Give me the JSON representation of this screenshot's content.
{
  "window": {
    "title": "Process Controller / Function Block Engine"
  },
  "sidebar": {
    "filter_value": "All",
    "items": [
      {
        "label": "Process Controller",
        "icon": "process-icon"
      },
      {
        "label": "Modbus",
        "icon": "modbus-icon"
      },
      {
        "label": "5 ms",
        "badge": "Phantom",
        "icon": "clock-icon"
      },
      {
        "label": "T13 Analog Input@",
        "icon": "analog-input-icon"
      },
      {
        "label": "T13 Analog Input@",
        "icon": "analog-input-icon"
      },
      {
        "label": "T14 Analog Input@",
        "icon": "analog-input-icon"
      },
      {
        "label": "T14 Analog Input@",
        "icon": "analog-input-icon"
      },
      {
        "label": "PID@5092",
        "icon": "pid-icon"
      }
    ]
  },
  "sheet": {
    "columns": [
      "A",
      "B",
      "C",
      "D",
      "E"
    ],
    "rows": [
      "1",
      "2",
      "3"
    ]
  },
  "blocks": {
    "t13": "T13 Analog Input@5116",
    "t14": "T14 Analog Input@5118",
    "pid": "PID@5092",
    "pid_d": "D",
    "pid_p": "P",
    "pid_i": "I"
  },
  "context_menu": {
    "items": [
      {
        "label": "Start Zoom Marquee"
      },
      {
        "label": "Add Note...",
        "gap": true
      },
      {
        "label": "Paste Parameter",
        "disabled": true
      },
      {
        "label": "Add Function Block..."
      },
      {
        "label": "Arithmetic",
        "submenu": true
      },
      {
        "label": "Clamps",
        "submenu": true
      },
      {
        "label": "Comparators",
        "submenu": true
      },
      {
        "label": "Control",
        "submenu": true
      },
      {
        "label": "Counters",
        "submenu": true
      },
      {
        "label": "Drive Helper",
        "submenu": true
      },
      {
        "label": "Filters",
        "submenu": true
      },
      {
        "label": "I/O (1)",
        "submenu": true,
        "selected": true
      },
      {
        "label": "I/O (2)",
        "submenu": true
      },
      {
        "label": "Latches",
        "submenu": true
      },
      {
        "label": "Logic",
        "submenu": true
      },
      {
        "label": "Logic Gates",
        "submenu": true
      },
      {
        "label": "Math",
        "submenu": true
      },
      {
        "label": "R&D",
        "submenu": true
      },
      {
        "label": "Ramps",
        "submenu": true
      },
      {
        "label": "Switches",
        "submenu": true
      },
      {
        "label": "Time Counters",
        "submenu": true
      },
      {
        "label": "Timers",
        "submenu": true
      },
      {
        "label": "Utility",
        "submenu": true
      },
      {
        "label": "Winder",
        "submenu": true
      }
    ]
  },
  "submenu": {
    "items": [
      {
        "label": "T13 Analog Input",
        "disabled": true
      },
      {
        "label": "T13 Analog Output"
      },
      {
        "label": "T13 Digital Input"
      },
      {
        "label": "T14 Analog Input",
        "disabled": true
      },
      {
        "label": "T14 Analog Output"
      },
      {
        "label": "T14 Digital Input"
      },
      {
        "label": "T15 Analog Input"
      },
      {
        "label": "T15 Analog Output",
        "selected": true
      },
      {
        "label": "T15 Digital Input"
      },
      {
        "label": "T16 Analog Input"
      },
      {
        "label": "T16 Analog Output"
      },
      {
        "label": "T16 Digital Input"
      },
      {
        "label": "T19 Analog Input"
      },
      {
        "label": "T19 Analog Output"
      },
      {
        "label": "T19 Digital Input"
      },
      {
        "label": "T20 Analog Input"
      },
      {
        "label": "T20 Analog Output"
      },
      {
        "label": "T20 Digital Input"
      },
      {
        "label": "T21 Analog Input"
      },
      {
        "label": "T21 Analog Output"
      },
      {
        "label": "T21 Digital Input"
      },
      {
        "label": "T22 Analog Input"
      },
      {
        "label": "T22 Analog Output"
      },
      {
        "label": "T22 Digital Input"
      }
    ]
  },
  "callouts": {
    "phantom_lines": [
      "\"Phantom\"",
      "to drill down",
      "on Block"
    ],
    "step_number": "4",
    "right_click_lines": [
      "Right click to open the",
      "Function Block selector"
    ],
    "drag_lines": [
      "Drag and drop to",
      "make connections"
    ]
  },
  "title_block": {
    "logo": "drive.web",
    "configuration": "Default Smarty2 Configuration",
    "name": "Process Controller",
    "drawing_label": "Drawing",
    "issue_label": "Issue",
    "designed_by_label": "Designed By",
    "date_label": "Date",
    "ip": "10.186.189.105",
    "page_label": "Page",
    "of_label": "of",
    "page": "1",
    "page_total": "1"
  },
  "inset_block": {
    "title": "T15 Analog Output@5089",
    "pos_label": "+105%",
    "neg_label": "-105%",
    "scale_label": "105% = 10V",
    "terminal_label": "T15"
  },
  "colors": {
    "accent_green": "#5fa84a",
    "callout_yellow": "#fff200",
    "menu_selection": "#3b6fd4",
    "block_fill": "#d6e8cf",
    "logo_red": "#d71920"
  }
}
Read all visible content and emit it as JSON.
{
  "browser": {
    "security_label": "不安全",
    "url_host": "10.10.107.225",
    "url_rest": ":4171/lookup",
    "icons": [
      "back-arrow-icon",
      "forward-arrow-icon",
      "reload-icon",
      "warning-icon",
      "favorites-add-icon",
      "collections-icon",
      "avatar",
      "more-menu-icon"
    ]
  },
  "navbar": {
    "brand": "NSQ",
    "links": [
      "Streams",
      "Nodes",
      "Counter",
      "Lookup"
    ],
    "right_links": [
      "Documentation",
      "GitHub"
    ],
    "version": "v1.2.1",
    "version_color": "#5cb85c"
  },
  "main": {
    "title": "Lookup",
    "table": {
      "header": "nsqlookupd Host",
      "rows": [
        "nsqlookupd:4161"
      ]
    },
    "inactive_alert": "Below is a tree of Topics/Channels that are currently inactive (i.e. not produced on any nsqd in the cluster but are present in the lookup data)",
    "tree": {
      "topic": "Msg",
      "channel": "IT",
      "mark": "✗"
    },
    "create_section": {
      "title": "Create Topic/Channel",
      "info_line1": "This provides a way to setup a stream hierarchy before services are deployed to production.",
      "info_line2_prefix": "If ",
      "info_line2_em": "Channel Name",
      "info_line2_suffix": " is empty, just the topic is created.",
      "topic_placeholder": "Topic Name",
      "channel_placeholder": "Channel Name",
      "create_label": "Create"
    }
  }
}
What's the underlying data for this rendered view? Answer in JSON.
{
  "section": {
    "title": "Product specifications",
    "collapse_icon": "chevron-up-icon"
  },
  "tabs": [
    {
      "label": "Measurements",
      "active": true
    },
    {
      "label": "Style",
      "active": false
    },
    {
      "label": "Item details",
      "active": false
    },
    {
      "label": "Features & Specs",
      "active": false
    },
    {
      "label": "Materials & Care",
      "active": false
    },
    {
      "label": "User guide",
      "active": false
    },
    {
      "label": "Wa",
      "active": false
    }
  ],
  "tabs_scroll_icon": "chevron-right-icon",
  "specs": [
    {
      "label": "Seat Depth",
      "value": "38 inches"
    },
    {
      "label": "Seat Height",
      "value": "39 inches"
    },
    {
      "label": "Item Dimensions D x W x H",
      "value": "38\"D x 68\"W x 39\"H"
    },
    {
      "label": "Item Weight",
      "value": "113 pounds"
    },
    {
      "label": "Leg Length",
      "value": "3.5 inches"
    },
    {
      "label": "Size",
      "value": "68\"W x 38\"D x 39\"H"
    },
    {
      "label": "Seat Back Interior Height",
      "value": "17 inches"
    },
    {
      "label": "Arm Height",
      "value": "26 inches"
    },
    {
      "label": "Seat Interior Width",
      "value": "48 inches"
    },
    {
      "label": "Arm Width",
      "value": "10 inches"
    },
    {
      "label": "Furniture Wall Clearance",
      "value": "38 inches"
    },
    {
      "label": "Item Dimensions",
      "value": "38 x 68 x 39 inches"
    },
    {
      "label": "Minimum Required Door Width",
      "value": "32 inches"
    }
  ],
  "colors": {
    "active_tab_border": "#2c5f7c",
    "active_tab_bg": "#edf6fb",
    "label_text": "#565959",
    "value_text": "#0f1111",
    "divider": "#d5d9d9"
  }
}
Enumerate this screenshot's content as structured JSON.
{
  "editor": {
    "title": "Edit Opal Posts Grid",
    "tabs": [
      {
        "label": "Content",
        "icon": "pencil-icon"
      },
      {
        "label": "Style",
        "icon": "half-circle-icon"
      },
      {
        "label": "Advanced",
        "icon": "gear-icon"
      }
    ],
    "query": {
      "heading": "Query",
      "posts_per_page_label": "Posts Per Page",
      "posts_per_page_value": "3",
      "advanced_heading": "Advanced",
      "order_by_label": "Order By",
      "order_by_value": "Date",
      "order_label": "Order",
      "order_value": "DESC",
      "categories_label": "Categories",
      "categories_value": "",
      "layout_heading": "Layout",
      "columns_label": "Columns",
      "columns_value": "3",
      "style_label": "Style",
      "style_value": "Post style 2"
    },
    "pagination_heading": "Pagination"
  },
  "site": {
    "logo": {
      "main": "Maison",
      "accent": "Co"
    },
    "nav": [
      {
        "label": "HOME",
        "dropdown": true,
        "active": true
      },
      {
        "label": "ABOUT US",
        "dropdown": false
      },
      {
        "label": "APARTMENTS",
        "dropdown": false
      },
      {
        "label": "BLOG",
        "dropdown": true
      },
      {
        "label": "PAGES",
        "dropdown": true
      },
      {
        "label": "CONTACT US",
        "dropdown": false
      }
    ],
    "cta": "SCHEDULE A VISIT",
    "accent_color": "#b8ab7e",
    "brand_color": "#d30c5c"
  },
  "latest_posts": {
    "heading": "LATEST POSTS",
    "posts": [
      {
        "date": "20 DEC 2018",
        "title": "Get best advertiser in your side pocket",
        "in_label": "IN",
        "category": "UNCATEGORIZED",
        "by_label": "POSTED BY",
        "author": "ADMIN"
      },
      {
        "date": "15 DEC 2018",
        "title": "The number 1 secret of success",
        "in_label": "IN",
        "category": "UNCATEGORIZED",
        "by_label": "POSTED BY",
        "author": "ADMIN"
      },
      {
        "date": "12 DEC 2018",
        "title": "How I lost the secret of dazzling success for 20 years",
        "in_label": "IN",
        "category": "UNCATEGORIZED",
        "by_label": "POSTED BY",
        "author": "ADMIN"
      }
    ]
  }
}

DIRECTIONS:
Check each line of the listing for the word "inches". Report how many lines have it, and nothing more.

TASK OUTPUT:
10